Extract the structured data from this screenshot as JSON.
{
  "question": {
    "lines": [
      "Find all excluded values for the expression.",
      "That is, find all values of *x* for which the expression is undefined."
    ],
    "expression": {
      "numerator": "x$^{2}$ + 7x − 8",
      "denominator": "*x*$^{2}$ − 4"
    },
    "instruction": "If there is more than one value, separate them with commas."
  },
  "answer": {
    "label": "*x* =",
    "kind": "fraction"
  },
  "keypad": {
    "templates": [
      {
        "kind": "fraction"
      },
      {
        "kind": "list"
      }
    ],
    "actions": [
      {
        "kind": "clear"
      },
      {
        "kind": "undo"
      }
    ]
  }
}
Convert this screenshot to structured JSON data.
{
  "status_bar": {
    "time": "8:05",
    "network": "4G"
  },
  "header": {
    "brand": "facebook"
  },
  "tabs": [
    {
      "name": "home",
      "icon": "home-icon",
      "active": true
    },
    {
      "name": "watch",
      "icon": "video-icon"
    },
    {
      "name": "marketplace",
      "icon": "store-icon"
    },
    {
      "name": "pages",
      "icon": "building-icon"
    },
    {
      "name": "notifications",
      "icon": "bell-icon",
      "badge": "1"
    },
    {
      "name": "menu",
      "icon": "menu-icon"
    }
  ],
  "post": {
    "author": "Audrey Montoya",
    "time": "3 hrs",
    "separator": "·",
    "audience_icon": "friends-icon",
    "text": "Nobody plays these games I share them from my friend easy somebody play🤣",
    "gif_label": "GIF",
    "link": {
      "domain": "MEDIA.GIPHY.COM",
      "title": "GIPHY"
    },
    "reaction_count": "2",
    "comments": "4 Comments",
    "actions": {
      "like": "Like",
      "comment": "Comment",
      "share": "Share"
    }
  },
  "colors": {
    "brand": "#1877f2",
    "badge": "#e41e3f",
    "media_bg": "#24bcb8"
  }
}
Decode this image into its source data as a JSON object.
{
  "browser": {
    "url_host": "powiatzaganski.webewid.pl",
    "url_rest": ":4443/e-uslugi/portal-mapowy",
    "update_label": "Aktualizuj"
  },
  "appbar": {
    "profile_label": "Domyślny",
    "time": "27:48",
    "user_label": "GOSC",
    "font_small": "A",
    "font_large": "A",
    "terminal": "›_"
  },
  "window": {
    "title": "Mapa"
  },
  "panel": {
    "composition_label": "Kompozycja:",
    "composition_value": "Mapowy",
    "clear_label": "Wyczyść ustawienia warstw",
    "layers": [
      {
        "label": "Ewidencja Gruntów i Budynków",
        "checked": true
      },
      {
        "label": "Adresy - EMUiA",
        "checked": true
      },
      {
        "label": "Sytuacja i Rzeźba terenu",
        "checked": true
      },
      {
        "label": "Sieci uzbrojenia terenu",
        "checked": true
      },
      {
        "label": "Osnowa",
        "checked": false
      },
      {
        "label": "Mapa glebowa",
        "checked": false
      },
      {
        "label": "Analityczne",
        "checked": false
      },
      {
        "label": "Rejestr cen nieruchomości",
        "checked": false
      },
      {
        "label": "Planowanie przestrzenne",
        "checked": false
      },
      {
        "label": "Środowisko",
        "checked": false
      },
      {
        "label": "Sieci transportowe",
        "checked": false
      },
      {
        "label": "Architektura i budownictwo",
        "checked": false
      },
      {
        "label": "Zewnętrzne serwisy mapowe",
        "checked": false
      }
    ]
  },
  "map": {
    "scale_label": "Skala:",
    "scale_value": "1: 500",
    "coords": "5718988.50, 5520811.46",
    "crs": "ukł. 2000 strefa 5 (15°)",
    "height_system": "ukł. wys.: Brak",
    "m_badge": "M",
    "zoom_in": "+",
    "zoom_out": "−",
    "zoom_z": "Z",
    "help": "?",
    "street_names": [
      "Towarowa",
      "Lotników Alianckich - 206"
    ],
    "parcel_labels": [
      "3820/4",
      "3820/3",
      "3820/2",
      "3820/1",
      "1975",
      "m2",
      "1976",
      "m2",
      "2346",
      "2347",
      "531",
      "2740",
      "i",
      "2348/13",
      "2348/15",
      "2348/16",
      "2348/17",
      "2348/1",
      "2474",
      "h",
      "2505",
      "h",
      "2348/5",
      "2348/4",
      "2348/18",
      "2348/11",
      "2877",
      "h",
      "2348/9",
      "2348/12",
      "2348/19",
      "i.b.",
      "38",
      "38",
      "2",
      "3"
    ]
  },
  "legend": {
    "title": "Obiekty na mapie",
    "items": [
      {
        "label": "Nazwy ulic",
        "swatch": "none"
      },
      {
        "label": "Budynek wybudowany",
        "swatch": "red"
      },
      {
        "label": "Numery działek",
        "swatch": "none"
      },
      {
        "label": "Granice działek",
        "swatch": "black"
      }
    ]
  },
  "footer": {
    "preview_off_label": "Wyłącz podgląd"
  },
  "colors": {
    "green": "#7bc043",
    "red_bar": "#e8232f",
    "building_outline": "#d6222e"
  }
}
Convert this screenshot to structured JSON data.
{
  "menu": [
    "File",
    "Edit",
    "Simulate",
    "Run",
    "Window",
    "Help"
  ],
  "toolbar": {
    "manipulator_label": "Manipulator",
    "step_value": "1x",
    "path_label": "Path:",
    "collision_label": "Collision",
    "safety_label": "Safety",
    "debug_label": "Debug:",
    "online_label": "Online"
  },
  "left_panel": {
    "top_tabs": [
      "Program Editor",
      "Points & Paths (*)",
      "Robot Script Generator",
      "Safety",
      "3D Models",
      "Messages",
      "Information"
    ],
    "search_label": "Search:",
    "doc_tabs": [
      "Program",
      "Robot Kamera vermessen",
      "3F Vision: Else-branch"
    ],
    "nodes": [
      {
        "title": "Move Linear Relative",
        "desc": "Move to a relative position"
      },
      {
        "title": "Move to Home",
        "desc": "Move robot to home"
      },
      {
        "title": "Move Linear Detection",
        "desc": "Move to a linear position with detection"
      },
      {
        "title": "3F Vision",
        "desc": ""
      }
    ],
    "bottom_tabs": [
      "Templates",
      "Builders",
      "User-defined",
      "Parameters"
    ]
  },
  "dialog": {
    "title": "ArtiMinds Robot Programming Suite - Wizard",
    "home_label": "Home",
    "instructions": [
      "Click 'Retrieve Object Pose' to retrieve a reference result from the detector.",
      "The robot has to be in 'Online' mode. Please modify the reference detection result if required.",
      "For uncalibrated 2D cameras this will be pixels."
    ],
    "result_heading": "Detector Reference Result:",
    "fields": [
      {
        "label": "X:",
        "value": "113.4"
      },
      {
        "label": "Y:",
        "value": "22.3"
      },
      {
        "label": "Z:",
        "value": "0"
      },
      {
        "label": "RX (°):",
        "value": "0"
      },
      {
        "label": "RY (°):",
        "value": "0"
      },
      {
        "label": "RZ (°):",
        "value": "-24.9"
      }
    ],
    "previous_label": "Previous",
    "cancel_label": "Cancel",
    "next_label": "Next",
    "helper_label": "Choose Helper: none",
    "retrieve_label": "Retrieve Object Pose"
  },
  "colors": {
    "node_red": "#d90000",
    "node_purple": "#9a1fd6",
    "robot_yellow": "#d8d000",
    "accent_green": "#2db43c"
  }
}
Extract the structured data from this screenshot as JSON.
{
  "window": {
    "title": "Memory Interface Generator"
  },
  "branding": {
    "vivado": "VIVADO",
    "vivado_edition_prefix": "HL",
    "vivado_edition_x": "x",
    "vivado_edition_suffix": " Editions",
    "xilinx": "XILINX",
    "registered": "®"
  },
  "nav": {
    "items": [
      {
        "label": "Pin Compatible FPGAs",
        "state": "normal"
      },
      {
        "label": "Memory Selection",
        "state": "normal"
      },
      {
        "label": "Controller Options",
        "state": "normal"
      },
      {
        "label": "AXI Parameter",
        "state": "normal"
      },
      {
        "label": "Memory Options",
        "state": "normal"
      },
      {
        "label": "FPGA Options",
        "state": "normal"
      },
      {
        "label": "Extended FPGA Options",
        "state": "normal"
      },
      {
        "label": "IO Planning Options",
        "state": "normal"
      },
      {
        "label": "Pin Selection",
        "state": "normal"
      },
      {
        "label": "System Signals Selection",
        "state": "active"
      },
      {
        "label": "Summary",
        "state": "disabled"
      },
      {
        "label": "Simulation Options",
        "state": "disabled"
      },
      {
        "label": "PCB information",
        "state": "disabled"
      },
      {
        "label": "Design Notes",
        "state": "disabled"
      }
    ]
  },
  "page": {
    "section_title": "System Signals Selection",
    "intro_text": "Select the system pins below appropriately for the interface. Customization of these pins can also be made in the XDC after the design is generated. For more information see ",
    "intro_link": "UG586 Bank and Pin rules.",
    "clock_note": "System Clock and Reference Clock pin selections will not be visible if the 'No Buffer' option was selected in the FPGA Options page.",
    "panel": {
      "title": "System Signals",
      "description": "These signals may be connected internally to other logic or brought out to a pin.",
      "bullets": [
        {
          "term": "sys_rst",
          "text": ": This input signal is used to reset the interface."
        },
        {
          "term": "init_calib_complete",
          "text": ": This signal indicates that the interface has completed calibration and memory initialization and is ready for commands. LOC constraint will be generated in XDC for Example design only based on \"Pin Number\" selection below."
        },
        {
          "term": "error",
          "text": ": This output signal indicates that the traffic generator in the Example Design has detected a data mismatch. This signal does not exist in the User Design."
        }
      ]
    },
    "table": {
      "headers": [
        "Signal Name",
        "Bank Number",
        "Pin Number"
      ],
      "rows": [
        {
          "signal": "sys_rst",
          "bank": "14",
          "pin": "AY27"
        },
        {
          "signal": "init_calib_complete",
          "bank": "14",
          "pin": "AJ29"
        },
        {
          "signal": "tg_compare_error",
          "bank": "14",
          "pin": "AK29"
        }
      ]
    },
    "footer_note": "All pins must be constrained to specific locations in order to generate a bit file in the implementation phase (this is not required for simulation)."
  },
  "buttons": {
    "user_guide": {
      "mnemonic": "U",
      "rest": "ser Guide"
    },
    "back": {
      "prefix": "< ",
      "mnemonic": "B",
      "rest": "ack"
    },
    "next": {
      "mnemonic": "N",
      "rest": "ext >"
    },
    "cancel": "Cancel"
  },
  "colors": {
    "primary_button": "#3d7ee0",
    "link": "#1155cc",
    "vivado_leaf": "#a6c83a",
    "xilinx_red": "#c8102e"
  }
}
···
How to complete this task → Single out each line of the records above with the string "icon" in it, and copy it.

Solution to this problem →
      "icon": "home-icon",
      "icon": "video-icon"
      "icon": "store-icon"
      "icon": "building-icon"
      "icon": "bell-icon",
      "icon": "menu-icon"
    "audience_icon": "friends-icon",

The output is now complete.